#### Work task:
What you produce should match the records below precisely, except that images are removed.

Stored entries

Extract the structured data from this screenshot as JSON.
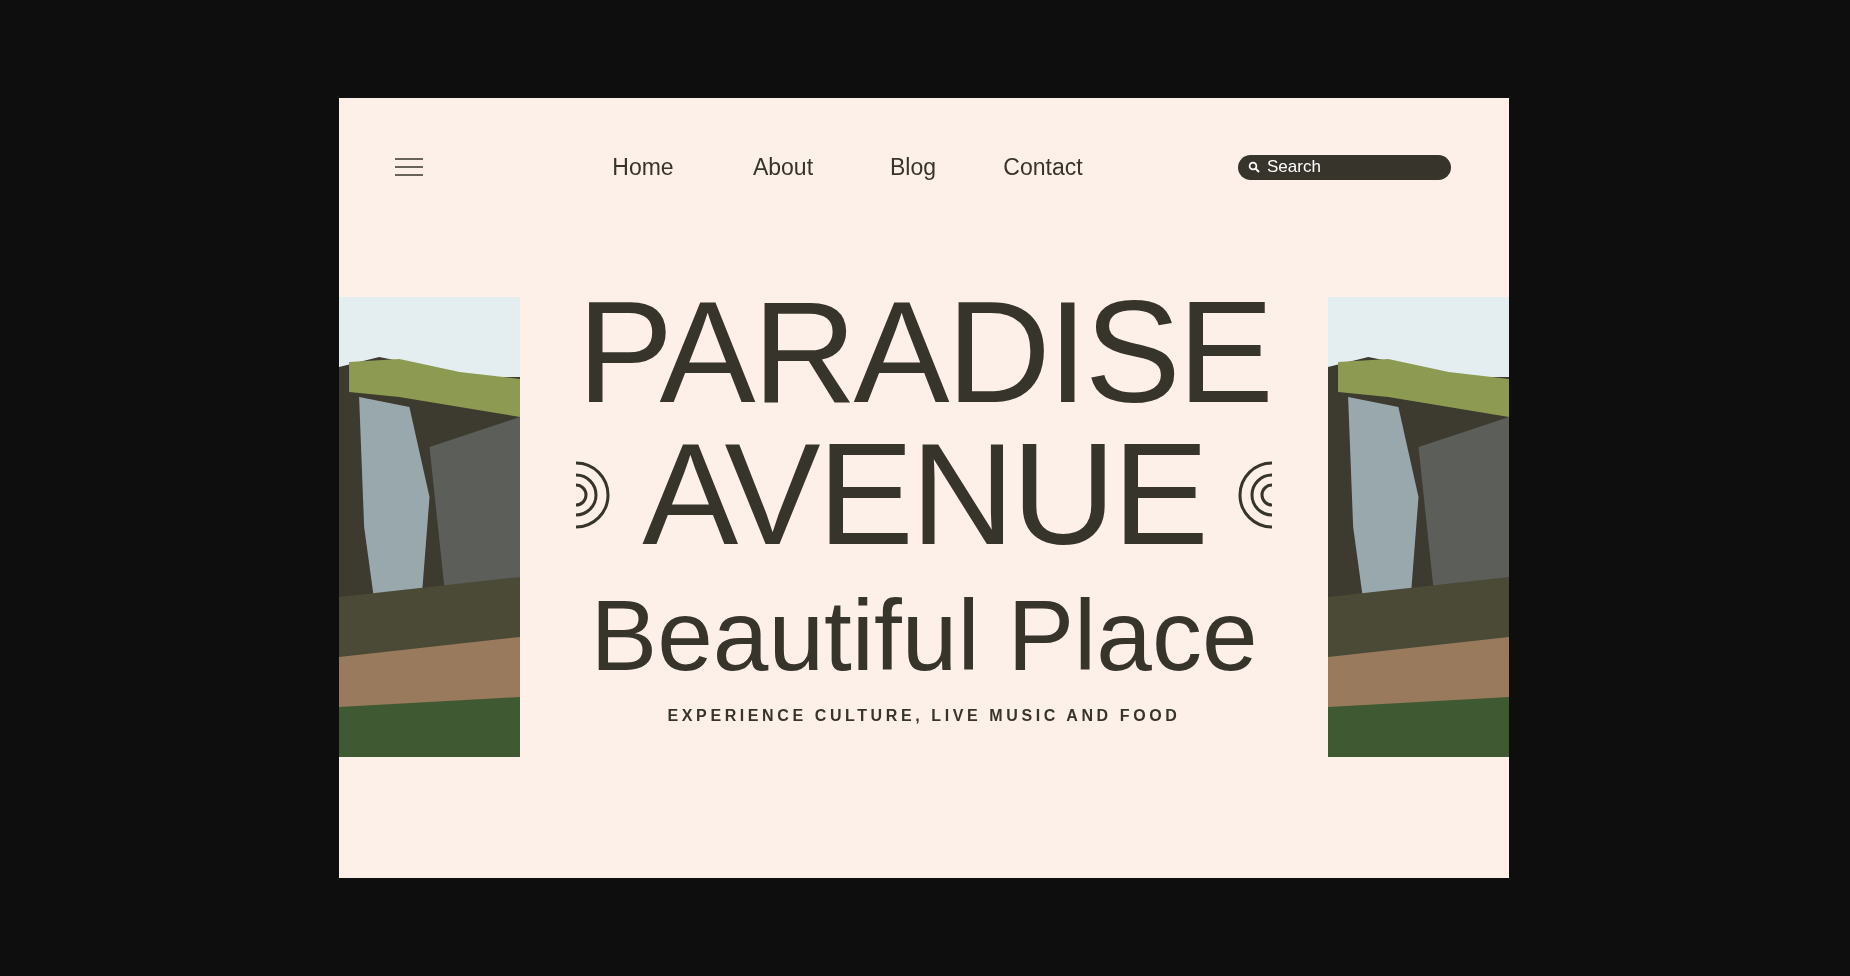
{
  "nav": {
    "items": [
      "Home",
      "About",
      "Blog",
      "Contact"
    ]
  },
  "search": {
    "placeholder": "Search"
  },
  "hero": {
    "title_lines": [
      "PARADISE",
      "AVENUE"
    ],
    "subtitle": "Beautiful Place",
    "tagline": "EXPERIENCE CULTURE, LIVE MUSIC AND FOOD"
  }
}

#### Written answer:
Extract the structured data from this screenshot as JSON.
{
  "nav": {
    "items": [
      "Home",
      "About",
      "Blog",
      "Contact"
    ]
  },
  "search": {
    "placeholder": "Search"
  },
  "hero": {
    "title_lines": [
      "PARADISE",
      "AVENUE"
    ],
    "subtitle": "Beautiful Place",
    "tagline": "EXPERIENCE CULTURE, LIVE MUSIC AND FOOD"
  }
}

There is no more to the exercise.